Some detail of this building program follows:
Reinhard Elementary Annex and Renovations–8 classrooms, cafeteria, auditorium, health suite and library. Completed September, 1957. Cost–$400,000.
Lower Saucon Elementary–22 classrooms, cafeteria, auditorium, health suite and library. Completed September, 1958. Cost–$940,000.
High School Annex and Renovations–12 classrooms, library, cafeteria, auditorium, gymnasium, industrial arts shops, home economics suite, choral and band room, health suite. Completed January, 1959. Cost–$1,800,000.
Wolf Elementary Annex and Renovation–kindergarten room, cafeteria and auditorium. Completed April, 1962. Cost $242,600.
Besides the construction completed during this period there were other accomplishments. The instructional program was reviewed and improved. All schools–elementary and high school were evaluated and given satisfactory ratings. The high school was accredited by the Middle States Association of Secondary Schools and Colleges in 1962.
It might also be noted that a broad program of sports was adopted from 1932 to the present. Lehigh-Northampton League championships have been won during this period in football, basketball, baseball, track, and wrestling. The last mentioned sport has given us a state champion in 1970 and 1971 in the person of Don Rohn and in 1972 Dan Santoro.
The resignation of M. E. Illick, Supt. of Schools, effective August 31, 1963 ended thirty-six years of service to the Borough and Joint School Systems. He was succeeded by Mr. Glenn D. Muirhead who served from 1963-70. During Mr. Muirhead’s administration the Joint School System was dissolved and the new Saucon Valley School District was organized December 5, 1966. Mr. Muirhead resigned as Supt. of Schools June 30, 1970 and was succeeded by Dr. W. Eugene Stull, who is presently serving in that capacity.

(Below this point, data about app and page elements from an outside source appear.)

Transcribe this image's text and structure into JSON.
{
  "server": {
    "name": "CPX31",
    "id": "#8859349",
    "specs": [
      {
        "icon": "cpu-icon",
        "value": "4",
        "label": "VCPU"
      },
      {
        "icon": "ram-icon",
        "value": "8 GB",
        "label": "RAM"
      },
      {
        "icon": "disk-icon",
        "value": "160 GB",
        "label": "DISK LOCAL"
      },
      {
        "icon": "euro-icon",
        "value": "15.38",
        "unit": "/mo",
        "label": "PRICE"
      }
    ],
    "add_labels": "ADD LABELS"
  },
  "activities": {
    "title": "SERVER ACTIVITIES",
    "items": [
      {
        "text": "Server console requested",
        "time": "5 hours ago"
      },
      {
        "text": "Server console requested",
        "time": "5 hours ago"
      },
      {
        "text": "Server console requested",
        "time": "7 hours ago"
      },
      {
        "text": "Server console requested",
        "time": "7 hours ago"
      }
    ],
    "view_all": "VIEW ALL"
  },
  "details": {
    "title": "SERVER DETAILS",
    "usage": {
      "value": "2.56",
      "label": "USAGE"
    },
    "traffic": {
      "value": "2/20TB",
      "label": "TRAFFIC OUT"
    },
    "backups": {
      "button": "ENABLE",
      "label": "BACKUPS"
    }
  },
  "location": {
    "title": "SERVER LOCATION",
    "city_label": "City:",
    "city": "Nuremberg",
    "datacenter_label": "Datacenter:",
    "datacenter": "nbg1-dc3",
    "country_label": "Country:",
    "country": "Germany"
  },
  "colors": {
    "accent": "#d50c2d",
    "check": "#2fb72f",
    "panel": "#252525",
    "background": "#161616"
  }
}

The completion of the new Saucon Valley Sr. High School in 1971 marked the end of overcrowded classrooms and facilities and the beginning of a new era in the educational program of the community. This building includes 25 classrooms, library, auditorium, gymnasium, homemaking suite, industrial arts shops, music rooms, health suite, faculty rooms, cafeteria, swimming pool, and an administrative suite. Its total cost was $5,150,000.
The addition of an area Vocational High School as well as a Community College both supported financially by the school district has enriched the program for our youth. Working together with community understanding and careful planning we shall continue to design for the future–to build better citizens and a better community.
*Note: The combined cost of the school buildings and additions that were constructed in Saucon Valley between 1957 and 1971, if adjusted for inflation, would equal approximately $67 million in 2021. This is more than the entire district budget for the 2020-2021 school year, which was approximately $48.1 million.